A team of electrical engineers and computer scientists from the University of Washington have developed a new application that can estimate haemoglobin levels and screen for anaemia using a smartphone camera.
The new HemaApp analyses the colour of a patient’s blood to estimate haemoglobin levels by using algorithms and passing illumination sources from a smartphone's flash, along with other light sources, through the patient's finger.
Using the patient’s pulse, the algorithms can distinguish between the properties of the patient’s blood and the physical characteristics of his or her finger.
The app can be used in place of current haemoglobin measuring procedures such as drawing blood with a needle or intravenous line, or using a specialised machine that measures haemoglobin non-invasively.
However, the researchers noted that it is not intended to replace blood tests, which remain the most accurate way to measure haemoglobin.
Washington Research Foundation Entrepreneurship Endowed professor in computer science and engineering and electrical engineering Shwetak Patel said: “New phones are beginning to have more advanced infrared and multi-colour LED capabilities.
“But what we found is that even if your phone doesn’t have all that, you can put your finger near an external light source like a common lightbulb and boost the accuracy rates.”
HemaApp underwent testing in three different scenarios, including use of the smartphone camera’s flash alone, in combination with a common incandescent lightbulb, and with a low-cost LED lighting attachment.

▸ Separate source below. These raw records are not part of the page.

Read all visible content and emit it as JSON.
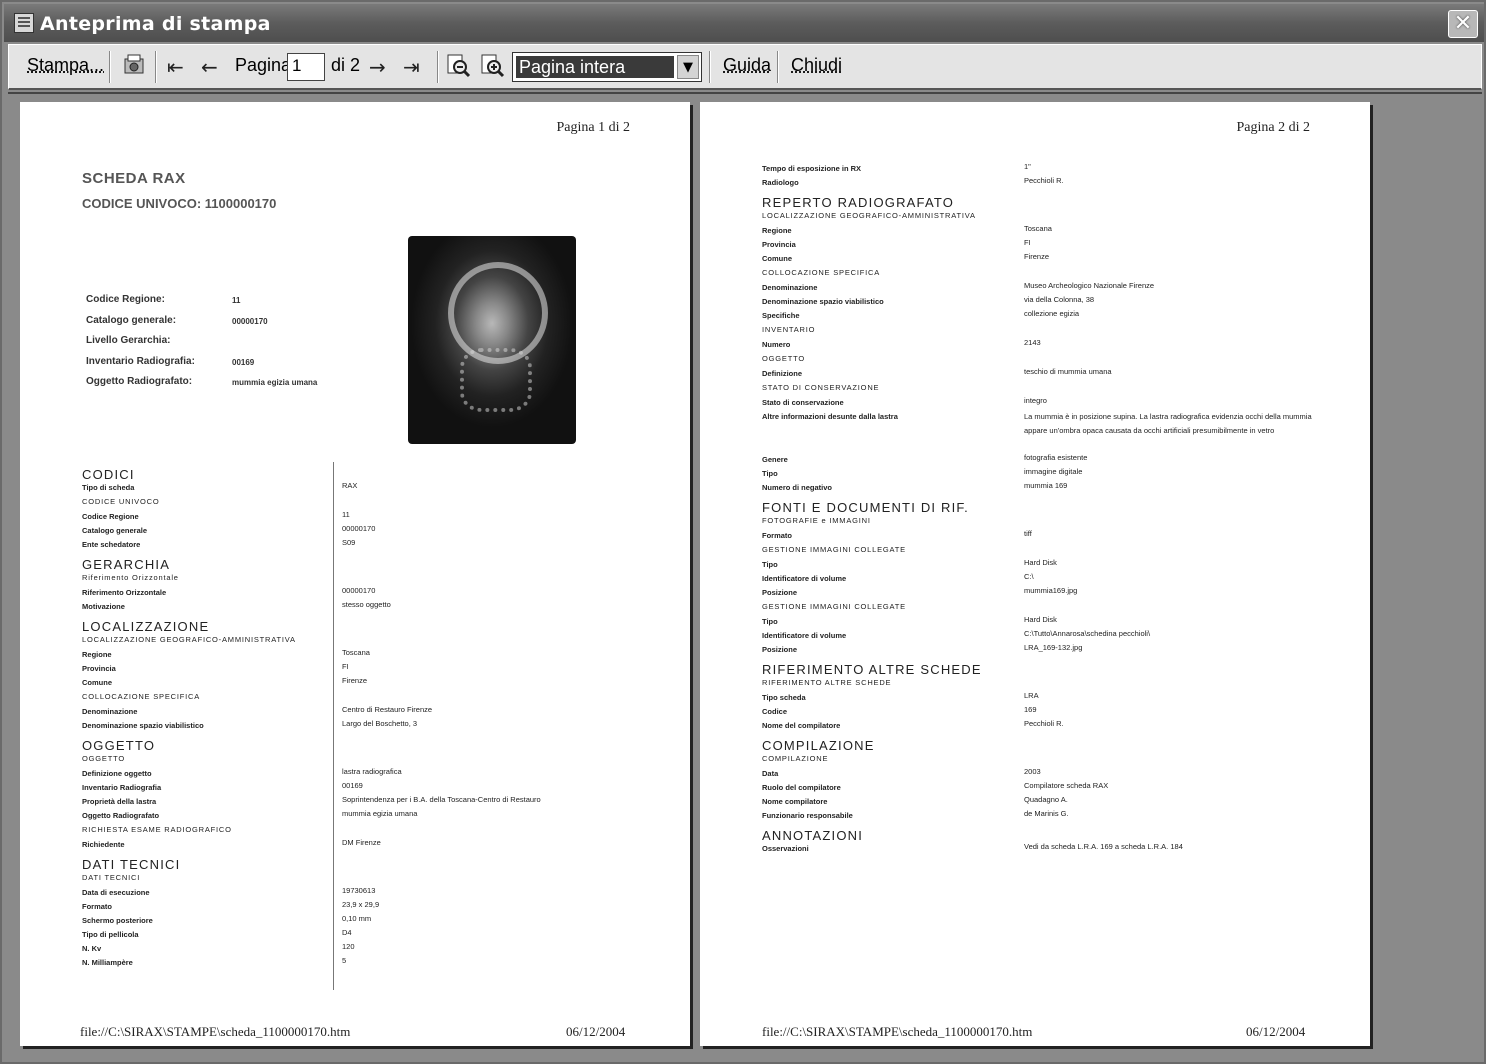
{
  "window": {
    "title": "Anteprima di stampa",
    "close_label": "✕"
  },
  "toolbar": {
    "print_label": "Stampa...",
    "page_label": "Pagina",
    "page_value": "1",
    "of_label": "di 2",
    "zoom_value": "Pagina intera",
    "help_label": "Guida",
    "close_label": "Chiudi"
  },
  "page1": {
    "page_number": "Pagina 1 di 2",
    "title": "SCHEDA RAX",
    "code": "CODICE UNIVOCO: 1100000170",
    "summary": [
      {
        "label": "Codice Regione:",
        "value": "11"
      },
      {
        "label": "Catalogo generale:",
        "value": "00000170"
      },
      {
        "label": "Livello Gerarchia:",
        "value": ""
      },
      {
        "label": "Inventario Radiografia:",
        "value": "00169"
      },
      {
        "label": "Oggetto Radiografato:",
        "value": "mummia egizia umana"
      }
    ],
    "rows": [
      {
        "t": "sec",
        "text": "CODICI"
      },
      {
        "t": "lbl",
        "text": "Tipo di scheda",
        "value": "RAX"
      },
      {
        "t": "sub",
        "text": "CODICE UNIVOCO"
      },
      {
        "t": "lbl",
        "text": "Codice Regione",
        "value": "11"
      },
      {
        "t": "lbl",
        "text": "Catalogo generale",
        "value": "00000170"
      },
      {
        "t": "lbl",
        "text": "Ente schedatore",
        "value": "S09"
      },
      {
        "t": "sec",
        "text": "GERARCHIA"
      },
      {
        "t": "sub",
        "text": "Riferimento Orizzontale"
      },
      {
        "t": "lbl",
        "text": "Riferimento Orizzontale",
        "value": "00000170"
      },
      {
        "t": "lbl",
        "text": "Motivazione",
        "value": "stesso oggetto"
      },
      {
        "t": "sec",
        "text": "LOCALIZZAZIONE"
      },
      {
        "t": "sub",
        "text": "LOCALIZZAZIONE GEOGRAFICO-AMMINISTRATIVA"
      },
      {
        "t": "lbl",
        "text": "Regione",
        "value": "Toscana"
      },
      {
        "t": "lbl",
        "text": "Provincia",
        "value": "FI"
      },
      {
        "t": "lbl",
        "text": "Comune",
        "value": "Firenze"
      },
      {
        "t": "sub",
        "text": "COLLOCAZIONE SPECIFICA"
      },
      {
        "t": "lbl",
        "text": "Denominazione",
        "value": "Centro di Restauro Firenze"
      },
      {
        "t": "lbl",
        "text": "Denominazione spazio viabilistico",
        "value": "Largo del Boschetto, 3"
      },
      {
        "t": "sec",
        "text": "OGGETTO"
      },
      {
        "t": "sub",
        "text": "OGGETTO"
      },
      {
        "t": "lbl",
        "text": "Definizione oggetto",
        "value": "lastra radiografica"
      },
      {
        "t": "lbl",
        "text": "Inventario Radiografia",
        "value": "00169"
      },
      {
        "t": "lbl",
        "text": "Proprietà della lastra",
        "value": "Soprintendenza per i B.A. della Toscana-Centro di Restauro"
      },
      {
        "t": "lbl",
        "text": "Oggetto Radiografato",
        "value": "mummia egizia umana"
      },
      {
        "t": "sub",
        "text": "RICHIESTA ESAME RADIOGRAFICO"
      },
      {
        "t": "lbl",
        "text": "Richiedente",
        "value": "DM Firenze"
      },
      {
        "t": "sec",
        "text": "DATI TECNICI"
      },
      {
        "t": "sub",
        "text": "DATI TECNICI"
      },
      {
        "t": "lbl",
        "text": "Data di esecuzione",
        "value": "19730613"
      },
      {
        "t": "lbl",
        "text": "Formato",
        "value": "23,9 x 29,9"
      },
      {
        "t": "lbl",
        "text": "Schermo posteriore",
        "value": "0,10 mm"
      },
      {
        "t": "lbl",
        "text": "Tipo di pellicola",
        "value": "D4"
      },
      {
        "t": "lbl",
        "text": "N. Kv",
        "value": "120"
      },
      {
        "t": "lbl",
        "text": "N. Milliampère",
        "value": "5"
      }
    ],
    "footer_left": "file://C:\\SIRAX\\STAMPE\\scheda_1100000170.htm",
    "footer_right": "06/12/2004"
  },
  "page2": {
    "page_number": "Pagina 2 di 2",
    "rows": [
      {
        "t": "lbl",
        "text": "Tempo di esposizione in RX",
        "value": "1\""
      },
      {
        "t": "lbl",
        "text": "Radiologo",
        "value": "Pecchioli R."
      },
      {
        "t": "sec",
        "text": "REPERTO RADIOGRAFATO"
      },
      {
        "t": "sub",
        "text": "LOCALIZZAZIONE GEOGRAFICO-AMMINISTRATIVA"
      },
      {
        "t": "lbl",
        "text": "Regione",
        "value": "Toscana"
      },
      {
        "t": "lbl",
        "text": "Provincia",
        "value": "FI"
      },
      {
        "t": "lbl",
        "text": "Comune",
        "value": "Firenze"
      },
      {
        "t": "sub",
        "text": "COLLOCAZIONE SPECIFICA"
      },
      {
        "t": "lbl",
        "text": "Denominazione",
        "value": "Museo Archeologico Nazionale Firenze"
      },
      {
        "t": "lbl",
        "text": "Denominazione spazio viabilistico",
        "value": "via della Colonna, 38"
      },
      {
        "t": "lbl",
        "text": "Specifiche",
        "value": "collezione egizia"
      },
      {
        "t": "sub",
        "text": "INVENTARIO"
      },
      {
        "t": "lbl",
        "text": "Numero",
        "value": "2143"
      },
      {
        "t": "sub",
        "text": "OGGETTO"
      },
      {
        "t": "lbl",
        "text": "Definizione",
        "value": "teschio di mummia umana"
      },
      {
        "t": "sub",
        "text": "STATO DI CONSERVAZIONE"
      },
      {
        "t": "lbl",
        "text": "Stato di conservazione",
        "value": "integro"
      },
      {
        "t": "lbl",
        "text": "Altre informazioni desunte dalla lastra",
        "value": "La mummia è in posizione supina. La lastra radiografica evidenzia occhi della mummia appare un'ombra opaca causata da occhi artificiali presumibilmente in vetro",
        "multi": true
      },
      {
        "t": "lbl",
        "text": "Genere",
        "value": "fotografia esistente"
      },
      {
        "t": "lbl",
        "text": "Tipo",
        "value": "immagine digitale"
      },
      {
        "t": "lbl",
        "text": "Numero di negativo",
        "value": "mummia 169"
      },
      {
        "t": "sec",
        "text": "FONTI E DOCUMENTI DI RIF."
      },
      {
        "t": "sub",
        "text": "FOTOGRAFIE e IMMAGINI"
      },
      {
        "t": "lbl",
        "text": "Formato",
        "value": "tiff"
      },
      {
        "t": "sub",
        "text": "GESTIONE IMMAGINI COLLEGATE"
      },
      {
        "t": "lbl",
        "text": "Tipo",
        "value": "Hard Disk"
      },
      {
        "t": "lbl",
        "text": "Identificatore di volume",
        "value": "C:\\"
      },
      {
        "t": "lbl",
        "text": "Posizione",
        "value": "mummia169.jpg"
      },
      {
        "t": "sub",
        "text": "GESTIONE IMMAGINI COLLEGATE"
      },
      {
        "t": "lbl",
        "text": "Tipo",
        "value": "Hard Disk"
      },
      {
        "t": "lbl",
        "text": "Identificatore di volume",
        "value": "C:\\Tutto\\Annarosa\\schedina pecchioli\\"
      },
      {
        "t": "lbl",
        "text": "Posizione",
        "value": "LRA_169-132.jpg"
      },
      {
        "t": "sec",
        "text": "RIFERIMENTO ALTRE SCHEDE"
      },
      {
        "t": "sub",
        "text": "RIFERIMENTO ALTRE SCHEDE"
      },
      {
        "t": "lbl",
        "text": "Tipo scheda",
        "value": "LRA"
      },
      {
        "t": "lbl",
        "text": "Codice",
        "value": "169"
      },
      {
        "t": "lbl",
        "text": "Nome del compilatore",
        "value": "Pecchioli R."
      },
      {
        "t": "sec",
        "text": "COMPILAZIONE"
      },
      {
        "t": "sub",
        "text": "COMPILAZIONE"
      },
      {
        "t": "lbl",
        "text": "Data",
        "value": "2003"
      },
      {
        "t": "lbl",
        "text": "Ruolo del compilatore",
        "value": "Compilatore scheda RAX"
      },
      {
        "t": "lbl",
        "text": "Nome compilatore",
        "value": "Quadagno A."
      },
      {
        "t": "lbl",
        "text": "Funzionario responsabile",
        "value": "de Marinis G."
      },
      {
        "t": "sec",
        "text": "ANNOTAZIONI"
      },
      {
        "t": "lbl",
        "text": "Osservazioni",
        "value": "Vedi da scheda L.R.A. 169 a scheda L.R.A. 184"
      }
    ],
    "footer_left": "file://C:\\SIRAX\\STAMPE\\scheda_1100000170.htm",
    "footer_right": "06/12/2004"
  }
}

Image: HemaApp measures haemoglobin levels and screens for anaemia non-invasively by illuminating the patient’s finger with a smartphone’s camera flash. Photo: courtesy of Dennis Wise/University of Washington.